This sort of celebration simply wouldn’t fly in my hometown of West Hartford. And not just because we have a very large Jewish population, but because it’s just not the politically correct thing to do in 2009. Hoang and I were a bit surprised by it all, but we went with the flow.
And most of the flow was heading into the town hall for warm drinks and chicken noodle soup to complement their shopping for local crafts. Damian declared his hunger so he and Hoang hung back to enjoy some of that soup while I ventured out into the festival. It was a bit muted, I think, due to the inclement weather. There really wasn’t much to do at all, other than buy crafts and eat festival food. Oh there were llamas wearing Santa hats and some guy carving animals with a chainsaw, but that was about it for the typical visitor.
However, for me, there were a few other exciting things… Like the dual kooky Progressive Insurance E.T. road signs that I’m constantly on the lookout for (See my collection here) and, the best thing of all – a surprise museum! That is, a museum I was unaware of, right smack-dab in the center of it all: the one room District Schoolhouse No. 1! And it was open!
So instead of shopping for stuff I don’t want or need, I spent a good 20 minutes in the schoolhouse museum talking to the kindly women who were interpreting the place. I saw Hoang and Damian walking around outside while I was learning about old timey Bethlehem (which really wasn’t much different than “modern” Bethlehem) in an overly warm little room. You can, of course, read about the museum here.
And that was pretty much it. Our visit to the very unique Christmas Town Festival in Christmas Town, Connecticut. There is, of course, much more to do here depending on the time of your visit and if the weather was better, I’m sure we’d have had much more to talk about.

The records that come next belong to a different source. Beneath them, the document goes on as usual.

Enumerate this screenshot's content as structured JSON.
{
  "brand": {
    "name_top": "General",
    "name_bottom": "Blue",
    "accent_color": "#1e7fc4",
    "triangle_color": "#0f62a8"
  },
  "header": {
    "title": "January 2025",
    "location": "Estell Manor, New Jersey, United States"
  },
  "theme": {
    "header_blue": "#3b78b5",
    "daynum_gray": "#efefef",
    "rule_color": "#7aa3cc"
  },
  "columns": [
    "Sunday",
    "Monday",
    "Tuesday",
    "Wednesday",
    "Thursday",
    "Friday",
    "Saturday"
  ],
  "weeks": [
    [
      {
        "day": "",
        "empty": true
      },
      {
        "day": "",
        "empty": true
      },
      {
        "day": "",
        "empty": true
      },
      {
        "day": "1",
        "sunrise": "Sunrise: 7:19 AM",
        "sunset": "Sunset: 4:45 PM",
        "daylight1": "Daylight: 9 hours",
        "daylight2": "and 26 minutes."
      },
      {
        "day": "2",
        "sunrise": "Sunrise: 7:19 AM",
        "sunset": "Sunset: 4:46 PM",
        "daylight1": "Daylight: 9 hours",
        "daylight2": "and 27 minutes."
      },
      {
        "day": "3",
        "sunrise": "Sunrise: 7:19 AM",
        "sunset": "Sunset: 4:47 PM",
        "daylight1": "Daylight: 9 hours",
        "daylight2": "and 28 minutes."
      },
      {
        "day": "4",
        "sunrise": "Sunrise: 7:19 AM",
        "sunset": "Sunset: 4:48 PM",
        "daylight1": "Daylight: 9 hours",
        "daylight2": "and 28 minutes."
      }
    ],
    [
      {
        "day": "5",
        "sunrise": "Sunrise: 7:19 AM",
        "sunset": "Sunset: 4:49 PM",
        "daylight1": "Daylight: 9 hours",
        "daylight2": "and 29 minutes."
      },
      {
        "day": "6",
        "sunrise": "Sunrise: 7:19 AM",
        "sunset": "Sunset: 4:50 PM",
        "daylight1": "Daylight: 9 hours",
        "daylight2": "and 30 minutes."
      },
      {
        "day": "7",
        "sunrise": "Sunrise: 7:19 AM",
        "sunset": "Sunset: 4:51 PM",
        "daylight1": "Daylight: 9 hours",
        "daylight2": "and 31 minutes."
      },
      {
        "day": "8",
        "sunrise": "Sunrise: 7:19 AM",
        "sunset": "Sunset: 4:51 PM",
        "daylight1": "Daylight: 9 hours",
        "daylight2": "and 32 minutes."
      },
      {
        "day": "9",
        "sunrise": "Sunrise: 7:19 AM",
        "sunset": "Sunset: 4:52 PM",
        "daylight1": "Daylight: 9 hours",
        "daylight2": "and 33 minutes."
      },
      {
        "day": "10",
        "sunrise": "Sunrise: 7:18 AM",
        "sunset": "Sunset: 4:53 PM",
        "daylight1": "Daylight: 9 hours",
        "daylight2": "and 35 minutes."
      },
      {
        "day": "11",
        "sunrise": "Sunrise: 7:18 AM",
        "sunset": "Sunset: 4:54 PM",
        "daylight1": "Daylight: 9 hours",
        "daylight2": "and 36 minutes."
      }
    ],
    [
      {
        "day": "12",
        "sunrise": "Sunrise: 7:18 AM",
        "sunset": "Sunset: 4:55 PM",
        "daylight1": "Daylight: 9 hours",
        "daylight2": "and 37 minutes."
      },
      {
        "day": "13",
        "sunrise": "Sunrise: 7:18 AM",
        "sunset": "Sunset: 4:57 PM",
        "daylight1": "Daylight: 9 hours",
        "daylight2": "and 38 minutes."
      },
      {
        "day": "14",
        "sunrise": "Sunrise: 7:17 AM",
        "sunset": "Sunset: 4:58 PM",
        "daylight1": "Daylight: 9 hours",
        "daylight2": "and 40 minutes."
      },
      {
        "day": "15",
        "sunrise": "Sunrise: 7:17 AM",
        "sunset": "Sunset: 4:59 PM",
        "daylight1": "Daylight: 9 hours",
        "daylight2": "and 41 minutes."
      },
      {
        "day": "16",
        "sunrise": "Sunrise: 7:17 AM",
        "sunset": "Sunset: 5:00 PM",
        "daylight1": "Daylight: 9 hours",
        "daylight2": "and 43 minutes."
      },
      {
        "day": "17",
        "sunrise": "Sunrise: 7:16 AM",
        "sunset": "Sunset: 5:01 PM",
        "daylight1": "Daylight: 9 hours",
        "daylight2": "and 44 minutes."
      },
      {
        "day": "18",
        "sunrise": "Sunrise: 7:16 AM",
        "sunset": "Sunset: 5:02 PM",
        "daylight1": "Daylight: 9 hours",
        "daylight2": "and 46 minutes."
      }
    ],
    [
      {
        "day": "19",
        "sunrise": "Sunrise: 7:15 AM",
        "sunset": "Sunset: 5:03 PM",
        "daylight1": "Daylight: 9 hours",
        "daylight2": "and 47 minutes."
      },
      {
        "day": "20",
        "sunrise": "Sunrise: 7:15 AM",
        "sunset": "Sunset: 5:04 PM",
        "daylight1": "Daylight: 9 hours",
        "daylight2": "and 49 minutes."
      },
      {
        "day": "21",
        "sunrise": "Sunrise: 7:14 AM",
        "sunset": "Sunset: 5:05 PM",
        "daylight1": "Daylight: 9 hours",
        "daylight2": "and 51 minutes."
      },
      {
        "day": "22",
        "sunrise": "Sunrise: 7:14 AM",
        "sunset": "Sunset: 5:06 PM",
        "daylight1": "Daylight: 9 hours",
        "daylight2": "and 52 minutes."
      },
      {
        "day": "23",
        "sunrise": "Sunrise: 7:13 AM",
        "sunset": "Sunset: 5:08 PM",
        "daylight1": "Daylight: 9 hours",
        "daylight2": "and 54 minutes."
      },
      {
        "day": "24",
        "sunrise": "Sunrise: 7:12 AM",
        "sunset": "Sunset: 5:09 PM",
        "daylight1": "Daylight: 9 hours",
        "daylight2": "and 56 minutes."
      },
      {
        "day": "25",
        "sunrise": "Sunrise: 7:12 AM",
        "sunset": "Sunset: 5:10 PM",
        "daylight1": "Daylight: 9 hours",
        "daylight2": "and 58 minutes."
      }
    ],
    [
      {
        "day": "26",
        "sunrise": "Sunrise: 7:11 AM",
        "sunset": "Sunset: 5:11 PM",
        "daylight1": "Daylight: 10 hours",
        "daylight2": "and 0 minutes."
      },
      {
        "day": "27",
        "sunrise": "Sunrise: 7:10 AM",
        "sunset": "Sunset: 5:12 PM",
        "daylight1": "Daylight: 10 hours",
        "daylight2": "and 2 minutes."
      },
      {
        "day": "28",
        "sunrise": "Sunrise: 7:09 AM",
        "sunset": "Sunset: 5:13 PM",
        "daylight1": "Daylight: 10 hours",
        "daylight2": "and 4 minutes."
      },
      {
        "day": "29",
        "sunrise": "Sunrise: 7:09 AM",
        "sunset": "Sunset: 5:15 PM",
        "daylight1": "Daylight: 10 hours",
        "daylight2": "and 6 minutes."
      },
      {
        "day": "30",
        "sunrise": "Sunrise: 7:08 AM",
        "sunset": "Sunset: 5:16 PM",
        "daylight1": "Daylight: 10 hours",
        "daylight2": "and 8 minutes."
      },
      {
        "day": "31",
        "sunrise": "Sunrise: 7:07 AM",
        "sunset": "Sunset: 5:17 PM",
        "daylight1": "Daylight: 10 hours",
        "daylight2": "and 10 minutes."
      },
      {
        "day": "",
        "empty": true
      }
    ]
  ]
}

As it was, we still had the Bellamy-Ferriday House to get to (which we did, here), so we wished everyone a Merry Christmas and marveled one last time at just how dang Christian this whole thing was.